* _Work instruction_
Reproduce the entries below, please. Keep every character the same.

* _Records for the exercise_

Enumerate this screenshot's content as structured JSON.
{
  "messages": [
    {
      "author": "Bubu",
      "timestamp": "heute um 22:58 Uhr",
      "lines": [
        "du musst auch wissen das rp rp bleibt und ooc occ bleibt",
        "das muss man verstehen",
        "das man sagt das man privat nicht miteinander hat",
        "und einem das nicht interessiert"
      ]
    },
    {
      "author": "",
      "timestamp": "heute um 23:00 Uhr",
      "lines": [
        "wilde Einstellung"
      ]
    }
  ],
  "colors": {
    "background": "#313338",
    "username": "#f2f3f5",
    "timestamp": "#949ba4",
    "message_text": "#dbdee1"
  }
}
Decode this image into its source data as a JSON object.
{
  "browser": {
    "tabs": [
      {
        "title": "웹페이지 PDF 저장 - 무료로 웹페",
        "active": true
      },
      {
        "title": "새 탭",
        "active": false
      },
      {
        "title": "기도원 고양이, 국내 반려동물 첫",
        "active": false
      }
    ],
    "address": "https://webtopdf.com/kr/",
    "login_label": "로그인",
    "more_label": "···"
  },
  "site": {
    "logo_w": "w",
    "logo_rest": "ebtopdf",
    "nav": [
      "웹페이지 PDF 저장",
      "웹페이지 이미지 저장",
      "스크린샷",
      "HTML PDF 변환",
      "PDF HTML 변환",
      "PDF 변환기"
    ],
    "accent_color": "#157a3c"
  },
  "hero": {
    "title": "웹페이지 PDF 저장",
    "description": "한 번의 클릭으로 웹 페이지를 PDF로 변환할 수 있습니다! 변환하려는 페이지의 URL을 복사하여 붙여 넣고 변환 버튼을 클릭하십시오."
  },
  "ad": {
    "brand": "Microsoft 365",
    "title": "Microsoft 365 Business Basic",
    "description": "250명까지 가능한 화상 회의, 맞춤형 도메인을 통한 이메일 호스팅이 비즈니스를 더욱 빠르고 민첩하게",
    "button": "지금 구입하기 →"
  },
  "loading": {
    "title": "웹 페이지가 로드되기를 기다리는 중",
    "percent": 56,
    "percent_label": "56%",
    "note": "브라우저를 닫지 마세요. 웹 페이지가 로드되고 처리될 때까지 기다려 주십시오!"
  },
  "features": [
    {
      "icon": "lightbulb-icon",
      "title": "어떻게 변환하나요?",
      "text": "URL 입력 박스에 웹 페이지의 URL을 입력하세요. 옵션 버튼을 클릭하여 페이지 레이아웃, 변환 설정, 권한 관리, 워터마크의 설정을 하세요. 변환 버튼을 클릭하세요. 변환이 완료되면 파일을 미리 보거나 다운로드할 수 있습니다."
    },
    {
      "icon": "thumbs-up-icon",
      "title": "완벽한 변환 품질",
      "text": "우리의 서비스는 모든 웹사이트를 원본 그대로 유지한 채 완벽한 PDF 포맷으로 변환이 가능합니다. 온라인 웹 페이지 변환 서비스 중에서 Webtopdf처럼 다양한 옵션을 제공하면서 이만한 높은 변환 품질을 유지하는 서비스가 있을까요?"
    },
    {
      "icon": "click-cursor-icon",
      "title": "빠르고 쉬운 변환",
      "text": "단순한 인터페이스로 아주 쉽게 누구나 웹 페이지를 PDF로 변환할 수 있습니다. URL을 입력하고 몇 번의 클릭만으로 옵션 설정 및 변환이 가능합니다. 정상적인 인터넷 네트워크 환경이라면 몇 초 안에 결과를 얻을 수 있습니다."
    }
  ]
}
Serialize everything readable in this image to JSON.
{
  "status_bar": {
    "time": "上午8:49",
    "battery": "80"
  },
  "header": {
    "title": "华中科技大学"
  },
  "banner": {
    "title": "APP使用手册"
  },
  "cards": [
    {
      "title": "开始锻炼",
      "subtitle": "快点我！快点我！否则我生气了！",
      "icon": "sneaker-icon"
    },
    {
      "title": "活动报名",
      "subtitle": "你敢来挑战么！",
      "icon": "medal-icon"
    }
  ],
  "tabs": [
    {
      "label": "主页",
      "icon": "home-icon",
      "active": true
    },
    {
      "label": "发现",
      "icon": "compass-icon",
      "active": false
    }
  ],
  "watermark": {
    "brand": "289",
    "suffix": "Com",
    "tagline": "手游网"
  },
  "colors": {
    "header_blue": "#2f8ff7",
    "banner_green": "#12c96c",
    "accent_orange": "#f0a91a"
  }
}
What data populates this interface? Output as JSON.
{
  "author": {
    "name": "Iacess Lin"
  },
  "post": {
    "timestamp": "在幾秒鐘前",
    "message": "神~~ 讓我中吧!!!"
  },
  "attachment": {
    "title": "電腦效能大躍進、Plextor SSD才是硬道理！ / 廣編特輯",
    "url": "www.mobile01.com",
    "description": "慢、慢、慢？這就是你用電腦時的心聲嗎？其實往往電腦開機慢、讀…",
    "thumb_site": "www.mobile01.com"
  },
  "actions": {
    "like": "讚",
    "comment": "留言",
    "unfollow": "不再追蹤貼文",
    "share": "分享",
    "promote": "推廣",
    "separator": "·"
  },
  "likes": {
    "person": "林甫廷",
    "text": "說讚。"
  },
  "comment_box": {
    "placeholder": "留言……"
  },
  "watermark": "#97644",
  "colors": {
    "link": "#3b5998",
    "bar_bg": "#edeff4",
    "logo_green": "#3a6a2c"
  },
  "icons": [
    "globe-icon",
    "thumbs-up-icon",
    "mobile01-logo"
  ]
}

* _Result below_
Enumerate this screenshot's content as structured JSON.
{
  "messages": [
    {
      "author": "Bubu",
      "timestamp": "heute um 22:58 Uhr",
      "lines": [
        "du musst auch wissen das rp rp bleibt und ooc occ bleibt",
        "das muss man verstehen",
        "das man sagt das man privat nicht miteinander hat",
        "und einem das nicht interessiert"
      ]
    },
    {
      "author": "",
      "timestamp": "heute um 23:00 Uhr",
      "lines": [
        "wilde Einstellung"
      ]
    }
  ],
  "colors": {
    "background": "#313338",
    "username": "#f2f3f5",
    "timestamp": "#949ba4",
    "message_text": "#dbdee1"
  }
}
Decode this image into its source data as a JSON object.
{
  "browser": {
    "tabs": [
      {
        "title": "웹페이지 PDF 저장 - 무료로 웹페",
        "active": true
      },
      {
        "title": "새 탭",
        "active": false
      },
      {
        "title": "기도원 고양이, 국내 반려동물 첫",
        "active": false
      }
    ],
    "address": "https://webtopdf.com/kr/",
    "login_label": "로그인",
    "more_label": "···"
  },
  "site": {
    "logo_w": "w",
    "logo_rest": "ebtopdf",
    "nav": [
      "웹페이지 PDF 저장",
      "웹페이지 이미지 저장",
      "스크린샷",
      "HTML PDF 변환",
      "PDF HTML 변환",
      "PDF 변환기"
    ],
    "accent_color": "#157a3c"
  },
  "hero": {
    "title": "웹페이지 PDF 저장",
    "description": "한 번의 클릭으로 웹 페이지를 PDF로 변환할 수 있습니다! 변환하려는 페이지의 URL을 복사하여 붙여 넣고 변환 버튼을 클릭하십시오."
  },
  "ad": {
    "brand": "Microsoft 365",
    "title": "Microsoft 365 Business Basic",
    "description": "250명까지 가능한 화상 회의, 맞춤형 도메인을 통한 이메일 호스팅이 비즈니스를 더욱 빠르고 민첩하게",
    "button": "지금 구입하기 →"
  },
  "loading": {
    "title": "웹 페이지가 로드되기를 기다리는 중",
    "percent": 56,
    "percent_label": "56%",
    "note": "브라우저를 닫지 마세요. 웹 페이지가 로드되고 처리될 때까지 기다려 주십시오!"
  },
  "features": [
    {
      "icon": "lightbulb-icon",
      "title": "어떻게 변환하나요?",
      "text": "URL 입력 박스에 웹 페이지의 URL을 입력하세요. 옵션 버튼을 클릭하여 페이지 레이아웃, 변환 설정, 권한 관리, 워터마크의 설정을 하세요. 변환 버튼을 클릭하세요. 변환이 완료되면 파일을 미리 보거나 다운로드할 수 있습니다."
    },
    {
      "icon": "thumbs-up-icon",
      "title": "완벽한 변환 품질",
      "text": "우리의 서비스는 모든 웹사이트를 원본 그대로 유지한 채 완벽한 PDF 포맷으로 변환이 가능합니다. 온라인 웹 페이지 변환 서비스 중에서 Webtopdf처럼 다양한 옵션을 제공하면서 이만한 높은 변환 품질을 유지하는 서비스가 있을까요?"
    },
    {
      "icon": "click-cursor-icon",
      "title": "빠르고 쉬운 변환",
      "text": "단순한 인터페이스로 아주 쉽게 누구나 웹 페이지를 PDF로 변환할 수 있습니다. URL을 입력하고 몇 번의 클릭만으로 옵션 설정 및 변환이 가능합니다. 정상적인 인터넷 네트워크 환경이라면 몇 초 안에 결과를 얻을 수 있습니다."
    }
  ]
}
Serialize everything readable in this image to JSON.
{
  "status_bar": {
    "time": "上午8:49",
    "battery": "80"
  },
  "header": {
    "title": "华中科技大学"
  },
  "banner": {
    "title": "APP使用手册"
  },
  "cards": [
    {
      "title": "开始锻炼",
      "subtitle": "快点我！快点我！否则我生气了！",
      "icon": "sneaker-icon"
    },
    {
      "title": "活动报名",
      "subtitle": "你敢来挑战么！",
      "icon": "medal-icon"
    }
  ],
  "tabs": [
    {
      "label": "主页",
      "icon": "home-icon",
      "active": true
    },
    {
      "label": "发现",
      "icon": "compass-icon",
      "active": false
    }
  ],
  "watermark": {
    "brand": "289",
    "suffix": "Com",
    "tagline": "手游网"
  },
  "colors": {
    "header_blue": "#2f8ff7",
    "banner_green": "#12c96c",
    "accent_orange": "#f0a91a"
  }
}
What data populates this interface? Output as JSON.
{
  "author": {
    "name": "Iacess Lin"
  },
  "post": {
    "timestamp": "在幾秒鐘前",
    "message": "神~~ 讓我中吧!!!"
  },
  "attachment": {
    "title": "電腦效能大躍進、Plextor SSD才是硬道理！ / 廣編特輯",
    "url": "www.mobile01.com",
    "description": "慢、慢、慢？這就是你用電腦時的心聲嗎？其實往往電腦開機慢、讀…",
    "thumb_site": "www.mobile01.com"
  },
  "actions": {
    "like": "讚",
    "comment": "留言",
    "unfollow": "不再追蹤貼文",
    "share": "分享",
    "promote": "推廣",
    "separator": "·"
  },
  "likes": {
    "person": "林甫廷",
    "text": "說讚。"
  },
  "comment_box": {
    "placeholder": "留言……"
  },
  "watermark": "#97644",
  "colors": {
    "link": "#3b5998",
    "bar_bg": "#edeff4",
    "logo_green": "#3a6a2c"
  },
  "icons": [
    "globe-icon",
    "thumbs-up-icon",
    "mobile01-logo"
  ]
}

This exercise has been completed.